- _Work to complete_:
All entries below are to be retyped in full, precisely as they appear.

- _Entries supplied_:
=====

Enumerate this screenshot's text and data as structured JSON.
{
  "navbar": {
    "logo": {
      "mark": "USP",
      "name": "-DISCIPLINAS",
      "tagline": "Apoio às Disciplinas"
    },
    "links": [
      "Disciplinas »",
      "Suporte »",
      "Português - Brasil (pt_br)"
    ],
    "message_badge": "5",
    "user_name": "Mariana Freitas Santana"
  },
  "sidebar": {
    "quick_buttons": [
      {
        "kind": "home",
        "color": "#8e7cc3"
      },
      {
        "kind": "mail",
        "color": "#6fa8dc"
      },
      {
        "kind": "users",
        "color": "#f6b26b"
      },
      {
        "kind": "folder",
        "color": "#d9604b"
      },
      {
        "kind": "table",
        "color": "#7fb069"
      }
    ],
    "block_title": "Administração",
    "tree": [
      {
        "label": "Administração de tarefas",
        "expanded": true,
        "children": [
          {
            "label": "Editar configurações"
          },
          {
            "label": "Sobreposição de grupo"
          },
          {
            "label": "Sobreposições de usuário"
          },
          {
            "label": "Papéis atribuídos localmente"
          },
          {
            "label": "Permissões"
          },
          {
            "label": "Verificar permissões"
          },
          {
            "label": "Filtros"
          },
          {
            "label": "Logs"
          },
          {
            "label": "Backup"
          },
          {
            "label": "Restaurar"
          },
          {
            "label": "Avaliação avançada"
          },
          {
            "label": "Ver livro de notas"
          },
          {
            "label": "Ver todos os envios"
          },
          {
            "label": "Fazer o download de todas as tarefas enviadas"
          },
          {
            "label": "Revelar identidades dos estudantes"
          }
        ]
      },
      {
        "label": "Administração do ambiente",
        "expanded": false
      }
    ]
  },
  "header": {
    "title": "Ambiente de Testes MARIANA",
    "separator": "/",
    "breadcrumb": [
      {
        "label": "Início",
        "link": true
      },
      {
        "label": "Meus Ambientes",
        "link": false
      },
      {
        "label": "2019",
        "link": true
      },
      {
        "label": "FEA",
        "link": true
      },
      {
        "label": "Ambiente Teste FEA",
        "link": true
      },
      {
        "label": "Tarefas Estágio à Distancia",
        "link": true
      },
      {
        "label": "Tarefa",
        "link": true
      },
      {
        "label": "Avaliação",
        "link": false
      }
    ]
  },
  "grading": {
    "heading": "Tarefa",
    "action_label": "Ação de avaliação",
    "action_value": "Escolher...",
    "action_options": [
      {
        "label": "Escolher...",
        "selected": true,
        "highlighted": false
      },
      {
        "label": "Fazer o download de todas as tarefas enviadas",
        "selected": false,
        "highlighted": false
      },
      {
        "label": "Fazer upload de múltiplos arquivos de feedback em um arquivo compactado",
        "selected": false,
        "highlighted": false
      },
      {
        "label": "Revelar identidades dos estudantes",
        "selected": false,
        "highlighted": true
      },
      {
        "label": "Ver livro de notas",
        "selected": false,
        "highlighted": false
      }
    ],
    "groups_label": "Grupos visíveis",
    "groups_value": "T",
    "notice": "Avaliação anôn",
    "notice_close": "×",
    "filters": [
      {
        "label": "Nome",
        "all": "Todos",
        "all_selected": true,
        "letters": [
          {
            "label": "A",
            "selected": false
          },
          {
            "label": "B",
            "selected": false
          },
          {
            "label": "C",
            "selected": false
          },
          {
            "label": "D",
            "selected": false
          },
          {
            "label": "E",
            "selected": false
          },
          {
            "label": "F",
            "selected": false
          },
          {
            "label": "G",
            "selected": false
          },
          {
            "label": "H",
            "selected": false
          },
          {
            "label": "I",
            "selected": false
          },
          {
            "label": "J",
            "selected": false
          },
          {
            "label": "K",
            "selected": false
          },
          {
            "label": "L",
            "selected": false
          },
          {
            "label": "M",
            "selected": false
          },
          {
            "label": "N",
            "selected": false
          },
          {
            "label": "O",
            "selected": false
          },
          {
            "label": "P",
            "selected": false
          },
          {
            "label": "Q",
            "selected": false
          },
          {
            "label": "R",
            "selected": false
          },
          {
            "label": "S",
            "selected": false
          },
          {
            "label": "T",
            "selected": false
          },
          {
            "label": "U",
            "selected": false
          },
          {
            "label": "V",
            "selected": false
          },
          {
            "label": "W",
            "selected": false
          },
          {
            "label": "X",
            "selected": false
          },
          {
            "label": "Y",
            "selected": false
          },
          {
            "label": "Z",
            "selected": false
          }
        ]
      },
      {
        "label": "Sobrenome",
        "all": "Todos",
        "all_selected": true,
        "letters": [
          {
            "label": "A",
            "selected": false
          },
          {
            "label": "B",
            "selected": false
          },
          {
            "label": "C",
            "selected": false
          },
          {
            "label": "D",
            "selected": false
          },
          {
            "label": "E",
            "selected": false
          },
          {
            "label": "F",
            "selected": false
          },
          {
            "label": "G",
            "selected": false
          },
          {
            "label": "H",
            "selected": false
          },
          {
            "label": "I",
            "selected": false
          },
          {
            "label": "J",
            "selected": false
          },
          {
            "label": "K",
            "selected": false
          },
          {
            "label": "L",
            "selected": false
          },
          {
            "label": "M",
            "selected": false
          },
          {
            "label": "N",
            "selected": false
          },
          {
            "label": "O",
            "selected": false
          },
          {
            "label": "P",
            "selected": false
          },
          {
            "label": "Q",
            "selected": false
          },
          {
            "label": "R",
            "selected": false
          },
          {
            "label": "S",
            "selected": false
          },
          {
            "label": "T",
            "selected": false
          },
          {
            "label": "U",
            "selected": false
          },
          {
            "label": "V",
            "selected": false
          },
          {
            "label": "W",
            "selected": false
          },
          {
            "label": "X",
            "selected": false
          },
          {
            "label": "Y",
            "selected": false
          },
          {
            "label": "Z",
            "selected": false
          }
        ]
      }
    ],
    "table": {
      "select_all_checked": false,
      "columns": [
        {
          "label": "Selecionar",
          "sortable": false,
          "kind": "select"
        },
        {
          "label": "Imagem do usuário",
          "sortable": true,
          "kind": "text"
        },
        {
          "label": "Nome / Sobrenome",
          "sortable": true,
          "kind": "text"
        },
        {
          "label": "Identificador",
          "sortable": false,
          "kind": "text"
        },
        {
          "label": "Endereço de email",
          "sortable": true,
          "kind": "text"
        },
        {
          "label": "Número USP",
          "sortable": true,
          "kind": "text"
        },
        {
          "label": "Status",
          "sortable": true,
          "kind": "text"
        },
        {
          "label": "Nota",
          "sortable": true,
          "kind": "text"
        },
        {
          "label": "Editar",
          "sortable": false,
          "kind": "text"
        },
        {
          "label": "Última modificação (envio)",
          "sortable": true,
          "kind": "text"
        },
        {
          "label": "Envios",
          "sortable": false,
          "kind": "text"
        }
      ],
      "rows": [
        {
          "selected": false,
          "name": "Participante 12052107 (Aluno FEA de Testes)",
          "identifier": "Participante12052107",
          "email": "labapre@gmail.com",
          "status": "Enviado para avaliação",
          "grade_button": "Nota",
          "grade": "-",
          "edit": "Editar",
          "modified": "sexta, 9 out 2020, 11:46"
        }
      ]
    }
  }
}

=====

- _Result_:
Enumerate this screenshot's text and data as structured JSON.
{
  "navbar": {
    "logo": {
      "mark": "USP",
      "name": "-DISCIPLINAS",
      "tagline": "Apoio às Disciplinas"
    },
    "links": [
      "Disciplinas »",
      "Suporte »",
      "Português - Brasil (pt_br)"
    ],
    "message_badge": "5",
    "user_name": "Mariana Freitas Santana"
  },
  "sidebar": {
    "quick_buttons": [
      {
        "kind": "home",
        "color": "#8e7cc3"
      },
      {
        "kind": "mail",
        "color": "#6fa8dc"
      },
      {
        "kind": "users",
        "color": "#f6b26b"
      },
      {
        "kind": "folder",
        "color": "#d9604b"
      },
      {
        "kind": "table",
        "color": "#7fb069"
      }
    ],
    "block_title": "Administração",
    "tree": [
      {
        "label": "Administração de tarefas",
        "expanded": true,
        "children": [
          {
            "label": "Editar configurações"
          },
          {
            "label": "Sobreposição de grupo"
          },
          {
            "label": "Sobreposições de usuário"
          },
          {
            "label": "Papéis atribuídos localmente"
          },
          {
            "label": "Permissões"
          },
          {
            "label": "Verificar permissões"
          },
          {
            "label": "Filtros"
          },
          {
            "label": "Logs"
          },
          {
            "label": "Backup"
          },
          {
            "label": "Restaurar"
          },
          {
            "label": "Avaliação avançada"
          },
          {
            "label": "Ver livro de notas"
          },
          {
            "label": "Ver todos os envios"
          },
          {
            "label": "Fazer o download de todas as tarefas enviadas"
          },
          {
            "label": "Revelar identidades dos estudantes"
          }
        ]
      },
      {
        "label": "Administração do ambiente",
        "expanded": false
      }
    ]
  },
  "header": {
    "title": "Ambiente de Testes MARIANA",
    "separator": "/",
    "breadcrumb": [
      {
        "label": "Início",
        "link": true
      },
      {
        "label": "Meus Ambientes",
        "link": false
      },
      {
        "label": "2019",
        "link": true
      },
      {
        "label": "FEA",
        "link": true
      },
      {
        "label": "Ambiente Teste FEA",
        "link": true
      },
      {
        "label": "Tarefas Estágio à Distancia",
        "link": true
      },
      {
        "label": "Tarefa",
        "link": true
      },
      {
        "label": "Avaliação",
        "link": false
      }
    ]
  },
  "grading": {
    "heading": "Tarefa",
    "action_label": "Ação de avaliação",
    "action_value": "Escolher...",
    "action_options": [
      {
        "label": "Escolher...",
        "selected": true,
        "highlighted": false
      },
      {
        "label": "Fazer o download de todas as tarefas enviadas",
        "selected": false,
        "highlighted": false
      },
      {
        "label": "Fazer upload de múltiplos arquivos de feedback em um arquivo compactado",
        "selected": false,
        "highlighted": false
      },
      {
        "label": "Revelar identidades dos estudantes",
        "selected": false,
        "highlighted": true
      },
      {
        "label": "Ver livro de notas",
        "selected": false,
        "highlighted": false
      }
    ],
    "groups_label": "Grupos visíveis",
    "groups_value": "T",
    "notice": "Avaliação anôn",
    "notice_close": "×",
    "filters": [
      {
        "label": "Nome",
        "all": "Todos",
        "all_selected": true,
        "letters": [
          {
            "label": "A",
            "selected": false
          },
          {
            "label": "B",
            "selected": false
          },
          {
            "label": "C",
            "selected": false
          },
          {
            "label": "D",
            "selected": false
          },
          {
            "label": "E",
            "selected": false
          },
          {
            "label": "F",
            "selected": false
          },
          {
            "label": "G",
            "selected": false
          },
          {
            "label": "H",
            "selected": false
          },
          {
            "label": "I",
            "selected": false
          },
          {
            "label": "J",
            "selected": false
          },
          {
            "label": "K",
            "selected": false
          },
          {
            "label": "L",
            "selected": false
          },
          {
            "label": "M",
            "selected": false
          },
          {
            "label": "N",
            "selected": false
          },
          {
            "label": "O",
            "selected": false
          },
          {
            "label": "P",
            "selected": false
          },
          {
            "label": "Q",
            "selected": false
          },
          {
            "label": "R",
            "selected": false
          },
          {
            "label": "S",
            "selected": false
          },
          {
            "label": "T",
            "selected": false
          },
          {
            "label": "U",
            "selected": false
          },
          {
            "label": "V",
            "selected": false
          },
          {
            "label": "W",
            "selected": false
          },
          {
            "label": "X",
            "selected": false
          },
          {
            "label": "Y",
            "selected": false
          },
          {
            "label": "Z",
            "selected": false
          }
        ]
      },
      {
        "label": "Sobrenome",
        "all": "Todos",
        "all_selected": true,
        "letters": [
          {
            "label": "A",
            "selected": false
          },
          {
            "label": "B",
            "selected": false
          },
          {
            "label": "C",
            "selected": false
          },
          {
            "label": "D",
            "selected": false
          },
          {
            "label": "E",
            "selected": false
          },
          {
            "label": "F",
            "selected": false
          },
          {
            "label": "G",
            "selected": false
          },
          {
            "label": "H",
            "selected": false
          },
          {
            "label": "I",
            "selected": false
          },
          {
            "label": "J",
            "selected": false
          },
          {
            "label": "K",
            "selected": false
          },
          {
            "label": "L",
            "selected": false
          },
          {
            "label": "M",
            "selected": false
          },
          {
            "label": "N",
            "selected": false
          },
          {
            "label": "O",
            "selected": false
          },
          {
            "label": "P",
            "selected": false
          },
          {
            "label": "Q",
            "selected": false
          },
          {
            "label": "R",
            "selected": false
          },
          {
            "label": "S",
            "selected": false
          },
          {
            "label": "T",
            "selected": false
          },
          {
            "label": "U",
            "selected": false
          },
          {
            "label": "V",
            "selected": false
          },
          {
            "label": "W",
            "selected": false
          },
          {
            "label": "X",
            "selected": false
          },
          {
            "label": "Y",
            "selected": false
          },
          {
            "label": "Z",
            "selected": false
          }
        ]
      }
    ],
    "table": {
      "select_all_checked": false,
      "columns": [
        {
          "label": "Selecionar",
          "sortable": false,
          "kind": "select"
        },
        {
          "label": "Imagem do usuário",
          "sortable": true,
          "kind": "text"
        },
        {
          "label": "Nome / Sobrenome",
          "sortable": true,
          "kind": "text"
        },
        {
          "label": "Identificador",
          "sortable": false,
          "kind": "text"
        },
        {
          "label": "Endereço de email",
          "sortable": true,
          "kind": "text"
        },
        {
          "label": "Número USP",
          "sortable": true,
          "kind": "text"
        },
        {
          "label": "Status",
          "sortable": true,
          "kind": "text"
        },
        {
          "label": "Nota",
          "sortable": true,
          "kind": "text"
        },
        {
          "label": "Editar",
          "sortable": false,
          "kind": "text"
        },
        {
          "label": "Última modificação (envio)",
          "sortable": true,
          "kind": "text"
        },
        {
          "label": "Envios",
          "sortable": false,
          "kind": "text"
        }
      ],
      "rows": [
        {
          "selected": false,
          "name": "Participante 12052107 (Aluno FEA de Testes)",
          "identifier": "Participante12052107",
          "email": "labapre@gmail.com",
          "status": "Enviado para avaliação",
          "grade_button": "Nota",
          "grade": "-",
          "edit": "Editar",
          "modified": "sexta, 9 out 2020, 11:46"
        }
      ]
    }
  }
}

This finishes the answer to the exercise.